• WHAT IS NEEDED: Report every line of the records that contains the word "navtest".

[Interface dataset entries]
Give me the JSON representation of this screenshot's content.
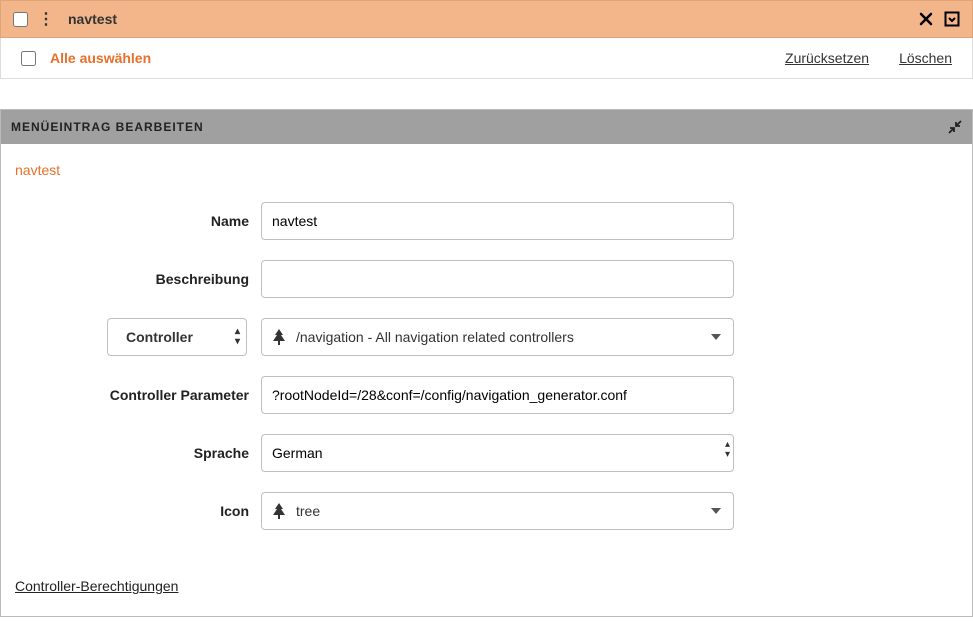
{
  "topbar": {
    "title": "navtest"
  },
  "selectRow": {
    "select_all": "Alle auswählen",
    "reset": "Zurücksetzen",
    "delete": "Löschen"
  },
  "panel": {
    "header": "MENÜEINTRAG BEARBEITEN",
    "crumb": "navtest",
    "labels": {
      "name": "Name",
      "description": "Beschreibung",
      "controller": "Controller",
      "controller_param": "Controller Parameter",
      "language": "Sprache",
      "icon": "Icon"
    },
    "values": {
      "name": "navtest",
      "description": "",
      "controller_display": "/navigation - All navigation related controllers",
      "controller_param": "?rootNodeId=/28&conf=/config/navigation_generator.conf",
      "language": "German",
      "icon": "tree"
    },
    "perm_link": "Controller-Berechtigungen"
  }
}
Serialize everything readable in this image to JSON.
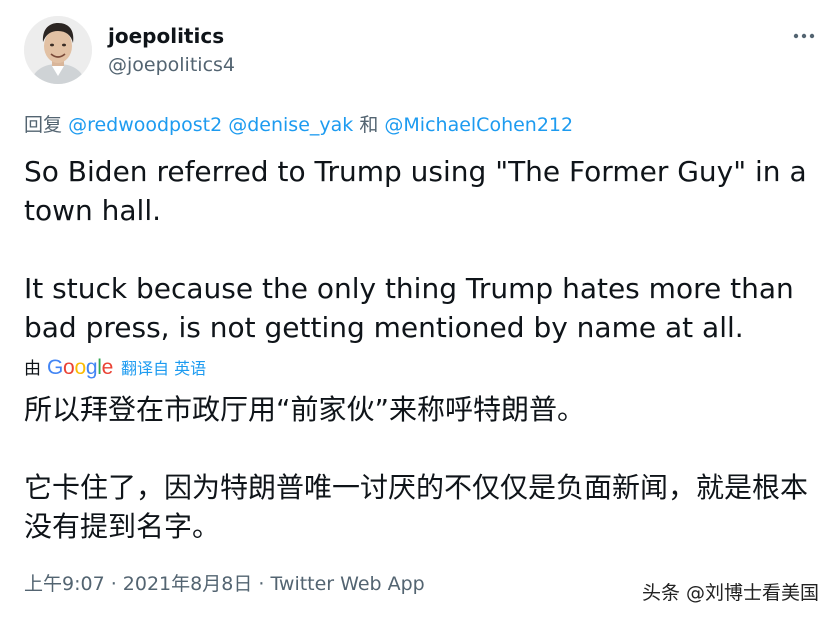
{
  "user": {
    "display_name": "joepolitics",
    "handle": "@joepolitics4"
  },
  "reply": {
    "prefix": "回复",
    "mentions": [
      "@redwoodpost2",
      "@denise_yak"
    ],
    "conjunction": "和",
    "last_mention": "@MichaelCohen212"
  },
  "tweet": {
    "paragraph_1": "So Biden referred to Trump using \"The Former Guy\" in a town hall.",
    "paragraph_2": "It stuck because the only thing Trump hates more than bad press, is not getting mentioned by name at all."
  },
  "translation_attribution": {
    "by": "由",
    "google_letters": [
      "G",
      "o",
      "o",
      "g",
      "l",
      "e"
    ],
    "google_colors": [
      "#4285F4",
      "#EA4335",
      "#FBBC05",
      "#4285F4",
      "#34A853",
      "#EA4335"
    ],
    "link": "翻译自 英语"
  },
  "translation": {
    "paragraph_1": "所以拜登在市政厅用“前家伙”来称呼特朗普。",
    "paragraph_2": "它卡住了，因为特朗普唯一讨厌的不仅仅是负面新闻，就是根本没有提到名字。"
  },
  "footer": {
    "time_date": "上午9:07 · 2021年8月8日 · ",
    "source": "Twitter Web App"
  },
  "watermark": "头条 @刘博士看美国",
  "icons": {
    "more": "more-horizontal-icon",
    "avatar": "avatar-portrait"
  },
  "colors": {
    "link": "#1d9bf0",
    "secondary_text": "#536471",
    "primary_text": "#0f1419"
  }
}
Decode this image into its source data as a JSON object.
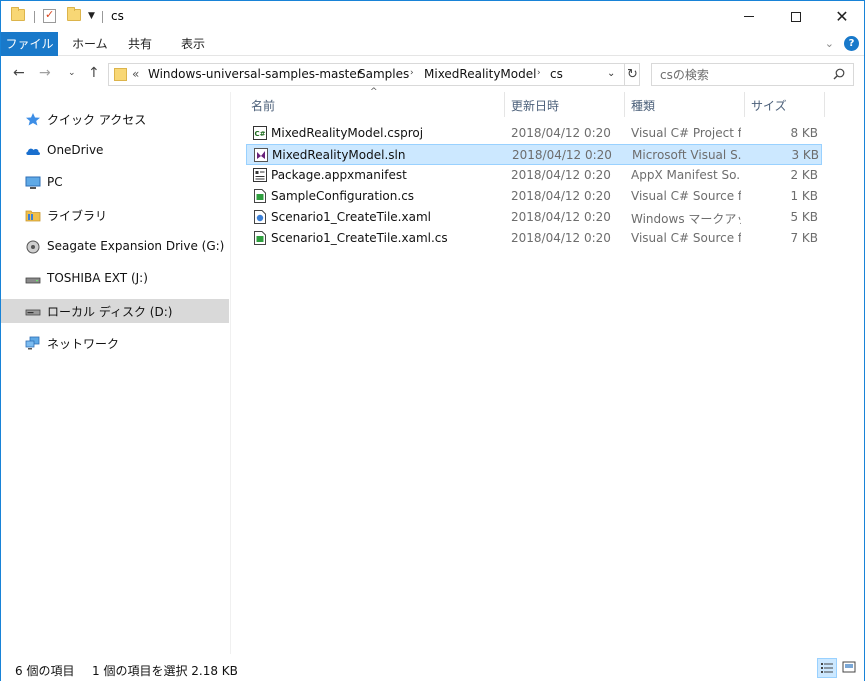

• YOUR SOLUTION:
    "title": "navtest"
    "crumb": "navtest",
      "name": "navtest",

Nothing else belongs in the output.